Sam", businesses also have a part to play, in the case of
manufacturing: increasing the uptake of lean manufacturing, adopting
new approaches in the workplace, attracting and retaining the
right people, breaking down attitudes to change, raising investment
and undertaking innovation. 
7.2 To encourage such practices requires Government to
genuinely stoke a debate that engages businesses to think about
their productivity. At present, much of that debate goes on in
Whitehall and Westminster. The imperative is to get it into the
boardrooms of UK businesses. To do so, Government must communicate
its messages in small business owners and managers' terms. Productivity
is not a word they use in everyday parlance. Ahead of its plans
to appoint a high-profile economist, we would recommend the DTI
appoint a communications guru to drive its productivity work.
7.3 In so far as it can influence manufacturing productivity
the over-riding priority of Government should be to get the basics
right, providing: a sound macroeconomic policy, a good education
system, first-class infrastructure, which includes for information
and communication technologies, a competitive tax and regulatory
environment and rigorous competition policy.
7.4 However, sound macroeconomic policy for the economy
as a whole will not necessarily guarantee economic stability for
manufacturing. As the recent past has shown, with 40 per cent
of its output traded abroad the sector has a large exposure to
demand abroad and exchange rate fluctuations. This has a couple
of policy implications. First, that economic stability at home
will not necessarily guarantee the stable conditions that are
conducive to manufacturing investment, and thus justifies the
use of tax breaks and other incentives targeted at the sector.
And second, that Government should be conscious of the sector's
greater volatility and should avoid exasperating tough trading
conditions abroad, by introducing regulatory or tax changes that
compound its problems. The ultimate objectivea highly productive
and competitive manufacturing sectorwill of course be better
placed to cope with exposure to exchange rate and trade fluctuations.
7.5 Large swathes of the UK manufacturing sector are
also facing significant structural change. To create a high earning
economy Government should provide an environment that supports
high value-added industries. The UK manufacturing sector clearly
lags many other countries in terms of capital investment, research
and development, and innovation by quite some margin. Closing
that gap quickly should be a priority.
7.6 A second key facet is skills. Government must encourage
sufficient supply of technical skills in design, science and technology,
the better exchange of ideas between academia and manufacturing
7.7 For most parts of the UK manufacturing sector the
way to complete will be by being smarter rather than cheaper.
To that end we need far greater take-up of initiatives that encourage

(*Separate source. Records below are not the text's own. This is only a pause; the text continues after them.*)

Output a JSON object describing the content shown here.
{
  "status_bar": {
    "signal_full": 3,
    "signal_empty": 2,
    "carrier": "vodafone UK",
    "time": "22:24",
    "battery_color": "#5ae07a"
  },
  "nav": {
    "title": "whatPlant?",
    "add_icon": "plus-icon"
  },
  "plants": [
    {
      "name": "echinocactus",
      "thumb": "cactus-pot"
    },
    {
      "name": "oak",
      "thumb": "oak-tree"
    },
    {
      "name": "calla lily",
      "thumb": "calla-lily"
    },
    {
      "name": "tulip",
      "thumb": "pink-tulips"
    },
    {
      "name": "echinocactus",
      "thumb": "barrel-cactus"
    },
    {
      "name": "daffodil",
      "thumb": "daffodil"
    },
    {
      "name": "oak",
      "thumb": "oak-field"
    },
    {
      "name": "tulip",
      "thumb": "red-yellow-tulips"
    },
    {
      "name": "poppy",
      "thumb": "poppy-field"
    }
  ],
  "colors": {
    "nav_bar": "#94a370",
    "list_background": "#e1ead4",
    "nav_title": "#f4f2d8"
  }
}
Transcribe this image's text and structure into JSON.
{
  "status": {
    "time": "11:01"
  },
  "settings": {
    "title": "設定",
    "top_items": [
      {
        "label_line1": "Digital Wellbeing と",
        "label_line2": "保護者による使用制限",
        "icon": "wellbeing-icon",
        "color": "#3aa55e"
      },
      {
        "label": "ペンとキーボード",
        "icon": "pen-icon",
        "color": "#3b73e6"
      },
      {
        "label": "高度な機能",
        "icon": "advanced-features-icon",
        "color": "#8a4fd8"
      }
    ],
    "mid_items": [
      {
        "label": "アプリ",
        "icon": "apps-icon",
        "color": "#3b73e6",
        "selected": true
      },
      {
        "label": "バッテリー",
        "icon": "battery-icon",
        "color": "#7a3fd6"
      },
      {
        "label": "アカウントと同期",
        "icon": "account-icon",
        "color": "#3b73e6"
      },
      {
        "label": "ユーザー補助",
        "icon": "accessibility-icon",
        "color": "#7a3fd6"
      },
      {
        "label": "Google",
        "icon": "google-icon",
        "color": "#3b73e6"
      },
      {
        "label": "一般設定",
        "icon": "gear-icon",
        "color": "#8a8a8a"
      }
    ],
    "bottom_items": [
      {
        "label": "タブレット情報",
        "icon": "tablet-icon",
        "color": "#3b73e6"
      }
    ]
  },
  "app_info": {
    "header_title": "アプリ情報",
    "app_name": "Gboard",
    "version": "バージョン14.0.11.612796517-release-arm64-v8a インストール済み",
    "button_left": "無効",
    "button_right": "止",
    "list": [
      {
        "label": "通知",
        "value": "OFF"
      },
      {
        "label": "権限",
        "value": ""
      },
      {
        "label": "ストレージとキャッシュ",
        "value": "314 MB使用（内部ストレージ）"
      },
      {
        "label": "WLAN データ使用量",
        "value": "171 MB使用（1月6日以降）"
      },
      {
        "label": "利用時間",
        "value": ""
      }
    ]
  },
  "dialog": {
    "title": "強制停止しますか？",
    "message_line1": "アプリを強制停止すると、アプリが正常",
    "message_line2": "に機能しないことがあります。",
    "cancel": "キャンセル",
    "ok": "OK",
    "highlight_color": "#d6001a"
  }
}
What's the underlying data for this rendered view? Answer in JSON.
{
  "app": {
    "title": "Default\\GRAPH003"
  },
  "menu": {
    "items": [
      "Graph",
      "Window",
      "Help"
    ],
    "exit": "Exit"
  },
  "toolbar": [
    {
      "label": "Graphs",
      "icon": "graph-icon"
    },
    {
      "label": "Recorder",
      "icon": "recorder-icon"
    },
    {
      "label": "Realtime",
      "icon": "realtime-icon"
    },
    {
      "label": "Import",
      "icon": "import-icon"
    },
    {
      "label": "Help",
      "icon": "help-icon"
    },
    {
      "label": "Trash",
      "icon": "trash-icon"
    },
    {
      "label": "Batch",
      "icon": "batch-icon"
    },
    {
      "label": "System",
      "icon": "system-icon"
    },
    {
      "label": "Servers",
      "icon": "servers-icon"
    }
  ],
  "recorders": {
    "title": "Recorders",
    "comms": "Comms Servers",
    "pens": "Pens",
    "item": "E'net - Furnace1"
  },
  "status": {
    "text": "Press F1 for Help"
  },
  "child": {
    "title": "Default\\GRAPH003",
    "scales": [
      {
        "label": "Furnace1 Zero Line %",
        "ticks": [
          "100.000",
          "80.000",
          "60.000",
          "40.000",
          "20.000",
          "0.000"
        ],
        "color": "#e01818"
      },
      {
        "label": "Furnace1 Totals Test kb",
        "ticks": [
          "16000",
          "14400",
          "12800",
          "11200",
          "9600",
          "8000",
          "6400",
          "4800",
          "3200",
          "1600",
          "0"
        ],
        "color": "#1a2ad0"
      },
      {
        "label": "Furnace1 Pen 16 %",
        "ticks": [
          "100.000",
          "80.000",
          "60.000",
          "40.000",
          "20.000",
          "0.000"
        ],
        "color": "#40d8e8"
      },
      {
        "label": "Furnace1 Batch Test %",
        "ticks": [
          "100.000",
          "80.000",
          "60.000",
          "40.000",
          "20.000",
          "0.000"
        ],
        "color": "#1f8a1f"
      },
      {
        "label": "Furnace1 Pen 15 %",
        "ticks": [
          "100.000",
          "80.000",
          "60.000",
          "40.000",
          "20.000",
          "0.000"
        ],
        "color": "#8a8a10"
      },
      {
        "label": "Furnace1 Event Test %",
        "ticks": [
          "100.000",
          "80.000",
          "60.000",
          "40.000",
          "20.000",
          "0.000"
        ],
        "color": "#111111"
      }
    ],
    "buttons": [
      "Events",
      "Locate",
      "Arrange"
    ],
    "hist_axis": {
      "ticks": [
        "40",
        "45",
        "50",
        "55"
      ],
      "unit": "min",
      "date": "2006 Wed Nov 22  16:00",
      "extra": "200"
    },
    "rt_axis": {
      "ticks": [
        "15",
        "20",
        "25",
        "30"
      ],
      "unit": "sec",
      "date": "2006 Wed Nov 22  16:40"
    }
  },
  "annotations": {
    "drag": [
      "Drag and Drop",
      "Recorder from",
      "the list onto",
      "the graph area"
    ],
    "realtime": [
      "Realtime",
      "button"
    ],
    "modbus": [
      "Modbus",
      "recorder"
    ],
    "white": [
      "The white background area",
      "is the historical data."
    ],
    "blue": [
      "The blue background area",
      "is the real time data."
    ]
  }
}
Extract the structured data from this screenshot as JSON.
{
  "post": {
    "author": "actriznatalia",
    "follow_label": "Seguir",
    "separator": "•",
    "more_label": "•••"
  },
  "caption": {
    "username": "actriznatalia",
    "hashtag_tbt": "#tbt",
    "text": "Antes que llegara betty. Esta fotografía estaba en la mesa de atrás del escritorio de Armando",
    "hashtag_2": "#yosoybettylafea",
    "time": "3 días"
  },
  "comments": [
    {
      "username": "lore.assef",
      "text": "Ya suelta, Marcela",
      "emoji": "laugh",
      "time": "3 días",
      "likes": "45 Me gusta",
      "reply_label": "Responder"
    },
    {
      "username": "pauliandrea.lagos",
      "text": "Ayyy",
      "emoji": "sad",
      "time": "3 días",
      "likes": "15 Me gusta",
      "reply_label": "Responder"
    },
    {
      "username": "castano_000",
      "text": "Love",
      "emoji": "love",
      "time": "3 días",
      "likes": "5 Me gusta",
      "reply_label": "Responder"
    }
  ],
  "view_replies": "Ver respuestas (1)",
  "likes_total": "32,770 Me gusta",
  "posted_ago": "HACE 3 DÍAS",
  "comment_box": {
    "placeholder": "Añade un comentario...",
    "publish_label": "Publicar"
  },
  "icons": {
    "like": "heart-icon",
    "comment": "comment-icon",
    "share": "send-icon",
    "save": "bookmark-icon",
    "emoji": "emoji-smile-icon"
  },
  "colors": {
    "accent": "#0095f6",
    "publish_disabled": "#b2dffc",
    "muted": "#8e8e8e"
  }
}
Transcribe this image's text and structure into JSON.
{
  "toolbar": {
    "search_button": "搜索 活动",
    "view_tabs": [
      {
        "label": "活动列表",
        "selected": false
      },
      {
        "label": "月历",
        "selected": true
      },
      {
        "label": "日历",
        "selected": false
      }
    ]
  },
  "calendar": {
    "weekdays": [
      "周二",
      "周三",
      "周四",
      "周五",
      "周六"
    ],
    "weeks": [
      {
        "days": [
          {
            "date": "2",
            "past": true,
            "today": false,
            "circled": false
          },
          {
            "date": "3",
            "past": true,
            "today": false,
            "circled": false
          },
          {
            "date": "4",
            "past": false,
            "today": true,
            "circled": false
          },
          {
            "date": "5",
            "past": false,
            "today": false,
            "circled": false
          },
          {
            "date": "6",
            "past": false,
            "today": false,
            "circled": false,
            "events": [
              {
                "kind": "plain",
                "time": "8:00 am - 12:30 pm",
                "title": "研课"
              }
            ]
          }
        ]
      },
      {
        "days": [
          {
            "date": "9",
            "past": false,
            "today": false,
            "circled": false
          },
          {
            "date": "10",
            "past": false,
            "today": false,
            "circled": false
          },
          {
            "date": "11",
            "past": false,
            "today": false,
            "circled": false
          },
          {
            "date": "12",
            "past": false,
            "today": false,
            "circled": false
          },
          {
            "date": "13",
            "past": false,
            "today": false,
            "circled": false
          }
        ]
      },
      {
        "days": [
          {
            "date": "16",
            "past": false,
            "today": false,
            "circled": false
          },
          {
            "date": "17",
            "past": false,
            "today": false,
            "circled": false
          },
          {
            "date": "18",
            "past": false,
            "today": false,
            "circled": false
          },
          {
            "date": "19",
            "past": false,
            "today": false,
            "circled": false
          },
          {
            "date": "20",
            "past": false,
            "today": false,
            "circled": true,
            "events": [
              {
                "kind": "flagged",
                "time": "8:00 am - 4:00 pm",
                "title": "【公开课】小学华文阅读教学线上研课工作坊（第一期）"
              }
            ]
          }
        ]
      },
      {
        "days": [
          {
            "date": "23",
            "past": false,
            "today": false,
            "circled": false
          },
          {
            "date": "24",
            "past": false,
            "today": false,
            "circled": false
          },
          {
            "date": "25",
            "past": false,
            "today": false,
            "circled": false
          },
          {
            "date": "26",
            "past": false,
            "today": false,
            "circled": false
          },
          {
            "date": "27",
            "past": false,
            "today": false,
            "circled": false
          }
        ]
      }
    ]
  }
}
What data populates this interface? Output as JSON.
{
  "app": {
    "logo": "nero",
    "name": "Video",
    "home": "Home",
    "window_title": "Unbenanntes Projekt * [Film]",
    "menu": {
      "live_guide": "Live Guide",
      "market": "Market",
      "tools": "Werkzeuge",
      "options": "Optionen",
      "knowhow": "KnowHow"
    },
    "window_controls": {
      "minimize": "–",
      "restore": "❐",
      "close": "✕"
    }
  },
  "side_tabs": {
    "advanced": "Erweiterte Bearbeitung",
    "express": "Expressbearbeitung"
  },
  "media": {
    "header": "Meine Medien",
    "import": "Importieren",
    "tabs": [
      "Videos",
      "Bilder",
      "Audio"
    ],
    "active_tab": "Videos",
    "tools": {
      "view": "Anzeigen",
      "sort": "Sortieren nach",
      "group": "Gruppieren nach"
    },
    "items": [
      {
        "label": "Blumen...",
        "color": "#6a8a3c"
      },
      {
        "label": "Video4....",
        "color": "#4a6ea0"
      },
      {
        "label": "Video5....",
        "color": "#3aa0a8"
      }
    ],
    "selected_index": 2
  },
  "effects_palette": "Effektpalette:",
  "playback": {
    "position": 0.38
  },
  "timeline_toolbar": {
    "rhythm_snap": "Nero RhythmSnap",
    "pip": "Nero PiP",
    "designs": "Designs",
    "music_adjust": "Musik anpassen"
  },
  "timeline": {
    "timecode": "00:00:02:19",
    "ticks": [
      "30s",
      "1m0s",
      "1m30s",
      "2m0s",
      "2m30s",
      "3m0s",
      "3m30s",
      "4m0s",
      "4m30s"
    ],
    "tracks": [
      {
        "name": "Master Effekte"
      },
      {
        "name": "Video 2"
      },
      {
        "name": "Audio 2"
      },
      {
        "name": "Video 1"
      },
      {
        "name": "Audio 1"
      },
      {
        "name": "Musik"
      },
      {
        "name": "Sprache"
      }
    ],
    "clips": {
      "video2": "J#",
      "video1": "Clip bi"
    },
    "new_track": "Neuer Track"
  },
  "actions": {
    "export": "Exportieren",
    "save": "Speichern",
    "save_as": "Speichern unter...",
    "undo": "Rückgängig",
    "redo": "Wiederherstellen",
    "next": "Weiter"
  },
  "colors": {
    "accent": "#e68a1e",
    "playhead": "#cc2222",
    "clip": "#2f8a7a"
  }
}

manufacturers to network, share best practice and benchmark. Low-value
added sectors are and will continue to come under pressure from
low-wage competitors. Some may be able to compete by expanding
markets or increasing efficiency. Others may be able to adapt,
by branching out into higher value niches. Government cannot stop
such change, but can help businesses and the people that rely
upon them adapt to it. For example, by helping industries find
time to adapt by not precipitating change through the use of tax
and regulatory policy, and by helping people upgrade their skills
throughout their working life.
7.8 In its White Paper, "Opportunity for all in
a World of Change", published last February, the Government
set out a package of measures to support UK manufacturing and
encourage greater value-added from the sector. One of the initiatives,
the manufacturing advisory service, goes live this April and potentially
could prove useful and we shall monitor its development with interest.
Catching up with Uncle Sam-The EEF final report on US and UK manufacturing
productivity-December 2001. Back
Catching up with Uncle Sam-The EEF final report on US and UK manufacturing
productivity-December 2001. Back